RECORDED INFORMATION:
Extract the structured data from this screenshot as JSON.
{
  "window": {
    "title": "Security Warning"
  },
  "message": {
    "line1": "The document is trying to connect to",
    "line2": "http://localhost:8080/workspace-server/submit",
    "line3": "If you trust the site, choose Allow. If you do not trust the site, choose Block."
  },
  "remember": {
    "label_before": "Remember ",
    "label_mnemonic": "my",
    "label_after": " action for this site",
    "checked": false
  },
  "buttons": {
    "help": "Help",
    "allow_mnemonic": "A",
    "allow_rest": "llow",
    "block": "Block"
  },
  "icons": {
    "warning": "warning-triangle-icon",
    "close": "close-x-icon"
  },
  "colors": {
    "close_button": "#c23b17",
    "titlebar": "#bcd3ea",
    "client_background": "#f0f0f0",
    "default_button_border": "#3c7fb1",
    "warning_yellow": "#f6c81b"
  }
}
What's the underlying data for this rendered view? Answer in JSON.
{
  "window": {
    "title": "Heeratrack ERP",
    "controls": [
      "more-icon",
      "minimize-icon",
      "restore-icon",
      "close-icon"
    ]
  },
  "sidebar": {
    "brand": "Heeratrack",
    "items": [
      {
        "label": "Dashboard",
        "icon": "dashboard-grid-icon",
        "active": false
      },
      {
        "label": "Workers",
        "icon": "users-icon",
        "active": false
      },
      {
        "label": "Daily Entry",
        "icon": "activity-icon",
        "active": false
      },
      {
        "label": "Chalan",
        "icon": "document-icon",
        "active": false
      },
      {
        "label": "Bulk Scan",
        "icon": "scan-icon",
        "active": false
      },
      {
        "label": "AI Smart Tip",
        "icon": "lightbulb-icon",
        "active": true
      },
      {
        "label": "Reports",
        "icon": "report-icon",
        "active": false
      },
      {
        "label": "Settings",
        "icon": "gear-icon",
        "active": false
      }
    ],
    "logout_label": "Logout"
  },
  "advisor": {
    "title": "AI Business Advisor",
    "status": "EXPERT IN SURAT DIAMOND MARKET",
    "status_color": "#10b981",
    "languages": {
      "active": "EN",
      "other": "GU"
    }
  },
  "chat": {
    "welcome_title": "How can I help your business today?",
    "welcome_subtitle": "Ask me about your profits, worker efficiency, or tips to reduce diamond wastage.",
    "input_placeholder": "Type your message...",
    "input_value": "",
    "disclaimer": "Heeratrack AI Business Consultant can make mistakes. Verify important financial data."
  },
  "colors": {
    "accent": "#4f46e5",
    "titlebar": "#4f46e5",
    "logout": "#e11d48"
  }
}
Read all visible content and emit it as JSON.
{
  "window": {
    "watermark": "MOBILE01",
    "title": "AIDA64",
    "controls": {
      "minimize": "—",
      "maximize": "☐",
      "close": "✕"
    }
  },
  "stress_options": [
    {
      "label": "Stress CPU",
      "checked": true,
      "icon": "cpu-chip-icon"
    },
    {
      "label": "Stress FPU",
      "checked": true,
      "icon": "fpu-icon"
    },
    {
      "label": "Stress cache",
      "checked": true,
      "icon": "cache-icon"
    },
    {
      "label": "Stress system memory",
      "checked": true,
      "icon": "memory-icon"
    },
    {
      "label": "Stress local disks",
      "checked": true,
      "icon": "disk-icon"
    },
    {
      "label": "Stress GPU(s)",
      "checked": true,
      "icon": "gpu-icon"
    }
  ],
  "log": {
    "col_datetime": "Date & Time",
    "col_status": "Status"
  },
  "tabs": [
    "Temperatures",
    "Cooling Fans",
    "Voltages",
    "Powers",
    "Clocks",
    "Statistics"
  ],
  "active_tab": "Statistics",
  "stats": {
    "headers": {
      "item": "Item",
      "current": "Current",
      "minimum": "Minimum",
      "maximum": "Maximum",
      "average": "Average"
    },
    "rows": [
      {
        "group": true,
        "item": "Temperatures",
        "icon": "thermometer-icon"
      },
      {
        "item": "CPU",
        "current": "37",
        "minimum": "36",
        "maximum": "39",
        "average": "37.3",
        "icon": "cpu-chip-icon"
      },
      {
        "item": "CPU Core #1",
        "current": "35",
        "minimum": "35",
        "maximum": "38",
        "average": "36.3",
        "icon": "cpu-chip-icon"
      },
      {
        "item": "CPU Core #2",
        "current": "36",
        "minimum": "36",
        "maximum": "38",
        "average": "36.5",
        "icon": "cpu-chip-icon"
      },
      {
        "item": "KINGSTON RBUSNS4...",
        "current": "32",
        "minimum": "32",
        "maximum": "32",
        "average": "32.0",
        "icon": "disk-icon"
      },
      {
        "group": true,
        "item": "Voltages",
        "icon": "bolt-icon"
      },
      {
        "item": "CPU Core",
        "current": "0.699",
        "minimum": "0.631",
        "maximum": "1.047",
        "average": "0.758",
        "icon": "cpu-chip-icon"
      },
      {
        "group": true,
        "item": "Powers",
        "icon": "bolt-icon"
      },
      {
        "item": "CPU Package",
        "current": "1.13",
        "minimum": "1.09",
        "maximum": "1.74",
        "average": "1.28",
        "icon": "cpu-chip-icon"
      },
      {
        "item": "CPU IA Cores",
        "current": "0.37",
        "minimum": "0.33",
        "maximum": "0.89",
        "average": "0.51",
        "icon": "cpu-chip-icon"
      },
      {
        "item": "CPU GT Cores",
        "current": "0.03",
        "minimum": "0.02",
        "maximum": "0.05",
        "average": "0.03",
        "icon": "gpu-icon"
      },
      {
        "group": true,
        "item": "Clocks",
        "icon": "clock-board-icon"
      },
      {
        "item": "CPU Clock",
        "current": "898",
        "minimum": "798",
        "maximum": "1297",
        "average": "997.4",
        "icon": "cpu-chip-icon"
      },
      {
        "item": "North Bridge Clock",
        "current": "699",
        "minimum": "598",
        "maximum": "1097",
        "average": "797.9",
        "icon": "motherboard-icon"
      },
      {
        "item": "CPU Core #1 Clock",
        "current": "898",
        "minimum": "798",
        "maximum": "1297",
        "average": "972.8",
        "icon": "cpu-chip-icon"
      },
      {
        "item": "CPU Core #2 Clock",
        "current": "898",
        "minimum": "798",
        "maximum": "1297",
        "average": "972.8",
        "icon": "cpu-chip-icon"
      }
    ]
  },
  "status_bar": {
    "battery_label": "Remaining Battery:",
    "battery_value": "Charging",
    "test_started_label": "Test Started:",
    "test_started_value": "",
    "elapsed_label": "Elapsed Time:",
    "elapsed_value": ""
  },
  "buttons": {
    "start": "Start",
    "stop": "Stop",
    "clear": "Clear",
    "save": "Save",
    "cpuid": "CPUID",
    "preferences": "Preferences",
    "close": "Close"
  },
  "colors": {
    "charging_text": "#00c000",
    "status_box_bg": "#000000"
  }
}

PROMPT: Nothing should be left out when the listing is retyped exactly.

WRITTEN SOLUTION:
Extract the structured data from this screenshot as JSON.
{
  "window": {
    "title": "Security Warning"
  },
  "message": {
    "line1": "The document is trying to connect to",
    "line2": "http://localhost:8080/workspace-server/submit",
    "line3": "If you trust the site, choose Allow. If you do not trust the site, choose Block."
  },
  "remember": {
    "label_before": "Remember ",
    "label_mnemonic": "my",
    "label_after": " action for this site",
    "checked": false
  },
  "buttons": {
    "help": "Help",
    "allow_mnemonic": "A",
    "allow_rest": "llow",
    "block": "Block"
  },
  "icons": {
    "warning": "warning-triangle-icon",
    "close": "close-x-icon"
  },
  "colors": {
    "close_button": "#c23b17",
    "titlebar": "#bcd3ea",
    "client_background": "#f0f0f0",
    "default_button_border": "#3c7fb1",
    "warning_yellow": "#f6c81b"
  }
}
What's the underlying data for this rendered view? Answer in JSON.
{
  "window": {
    "title": "Heeratrack ERP",
    "controls": [
      "more-icon",
      "minimize-icon",
      "restore-icon",
      "close-icon"
    ]
  },
  "sidebar": {
    "brand": "Heeratrack",
    "items": [
      {
        "label": "Dashboard",
        "icon": "dashboard-grid-icon",
        "active": false
      },
      {
        "label": "Workers",
        "icon": "users-icon",
        "active": false
      },
      {
        "label": "Daily Entry",
        "icon": "activity-icon",
        "active": false
      },
      {
        "label": "Chalan",
        "icon": "document-icon",
        "active": false
      },
      {
        "label": "Bulk Scan",
        "icon": "scan-icon",
        "active": false
      },
      {
        "label": "AI Smart Tip",
        "icon": "lightbulb-icon",
        "active": true
      },
      {
        "label": "Reports",
        "icon": "report-icon",
        "active": false
      },
      {
        "label": "Settings",
        "icon": "gear-icon",
        "active": false
      }
    ],
    "logout_label": "Logout"
  },
  "advisor": {
    "title": "AI Business Advisor",
    "status": "EXPERT IN SURAT DIAMOND MARKET",
    "status_color": "#10b981",
    "languages": {
      "active": "EN",
      "other": "GU"
    }
  },
  "chat": {
    "welcome_title": "How can I help your business today?",
    "welcome_subtitle": "Ask me about your profits, worker efficiency, or tips to reduce diamond wastage.",
    "input_placeholder": "Type your message...",
    "input_value": "",
    "disclaimer": "Heeratrack AI Business Consultant can make mistakes. Verify important financial data."
  },
  "colors": {
    "accent": "#4f46e5",
    "titlebar": "#4f46e5",
    "logout": "#e11d48"
  }
}
Read all visible content and emit it as JSON.
{
  "window": {
    "watermark": "MOBILE01",
    "title": "AIDA64",
    "controls": {
      "minimize": "—",
      "maximize": "☐",
      "close": "✕"
    }
  },
  "stress_options": [
    {
      "label": "Stress CPU",
      "checked": true,
      "icon": "cpu-chip-icon"
    },
    {
      "label": "Stress FPU",
      "checked": true,
      "icon": "fpu-icon"
    },
    {
      "label": "Stress cache",
      "checked": true,
      "icon": "cache-icon"
    },
    {
      "label": "Stress system memory",
      "checked": true,
      "icon": "memory-icon"
    },
    {
      "label": "Stress local disks",
      "checked": true,
      "icon": "disk-icon"
    },
    {
      "label": "Stress GPU(s)",
      "checked": true,
      "icon": "gpu-icon"
    }
  ],
  "log": {
    "col_datetime": "Date & Time",
    "col_status": "Status"
  },
  "tabs": [
    "Temperatures",
    "Cooling Fans",
    "Voltages",
    "Powers",
    "Clocks",
    "Statistics"
  ],
  "active_tab": "Statistics",
  "stats": {
    "headers": {
      "item": "Item",
      "current": "Current",
      "minimum": "Minimum",
      "maximum": "Maximum",
      "average": "Average"
    },
    "rows": [
      {
        "group": true,
        "item": "Temperatures",
        "icon": "thermometer-icon"
      },
      {
        "item": "CPU",
        "current": "37",
        "minimum": "36",
        "maximum": "39",
        "average": "37.3",
        "icon": "cpu-chip-icon"
      },
      {
        "item": "CPU Core #1",
        "current": "35",
        "minimum": "35",
        "maximum": "38",
        "average": "36.3",
        "icon": "cpu-chip-icon"
      },
      {
        "item": "CPU Core #2",
        "current": "36",
        "minimum": "36",
        "maximum": "38",
        "average": "36.5",
        "icon": "cpu-chip-icon"
      },
      {
        "item": "KINGSTON RBUSNS4...",
        "current": "32",
        "minimum": "32",
        "maximum": "32",
        "average": "32.0",
        "icon": "disk-icon"
      },
      {
        "group": true,
        "item": "Voltages",
        "icon": "bolt-icon"
      },
      {
        "item": "CPU Core",
        "current": "0.699",
        "minimum": "0.631",
        "maximum": "1.047",
        "average": "0.758",
        "icon": "cpu-chip-icon"
      },
      {
        "group": true,
        "item": "Powers",
        "icon": "bolt-icon"
      },
      {
        "item": "CPU Package",
        "current": "1.13",
        "minimum": "1.09",
        "maximum": "1.74",
        "average": "1.28",
        "icon": "cpu-chip-icon"
      },
      {
        "item": "CPU IA Cores",
        "current": "0.37",
        "minimum": "0.33",
        "maximum": "0.89",
        "average": "0.51",
        "icon": "cpu-chip-icon"
      },
      {
        "item": "CPU GT Cores",
        "current": "0.03",
        "minimum": "0.02",
        "maximum": "0.05",
        "average": "0.03",
        "icon": "gpu-icon"
      },
      {
        "group": true,
        "item": "Clocks",
        "icon": "clock-board-icon"
      },
      {
        "item": "CPU Clock",
        "current": "898",
        "minimum": "798",
        "maximum": "1297",
        "average": "997.4",
        "icon": "cpu-chip-icon"
      },
      {
        "item": "North Bridge Clock",
        "current": "699",
        "minimum": "598",
        "maximum": "1097",
        "average": "797.9",
        "icon": "motherboard-icon"
      },
      {
        "item": "CPU Core #1 Clock",
        "current": "898",
        "minimum": "798",
        "maximum": "1297",
        "average": "972.8",
        "icon": "cpu-chip-icon"
      },
      {
        "item": "CPU Core #2 Clock",
        "current": "898",
        "minimum": "798",
        "maximum": "1297",
        "average": "972.8",
        "icon": "cpu-chip-icon"
      }
    ]
  },
  "status_bar": {
    "battery_label": "Remaining Battery:",
    "battery_value": "Charging",
    "test_started_label": "Test Started:",
    "test_started_value": "",
    "elapsed_label": "Elapsed Time:",
    "elapsed_value": ""
  },
  "buttons": {
    "start": "Start",
    "stop": "Stop",
    "clear": "Clear",
    "save": "Save",
    "cpuid": "CPUID",
    "preferences": "Preferences",
    "close": "Close"
  },
  "colors": {
    "charging_text": "#00c000",
    "status_box_bg": "#000000"
  }
}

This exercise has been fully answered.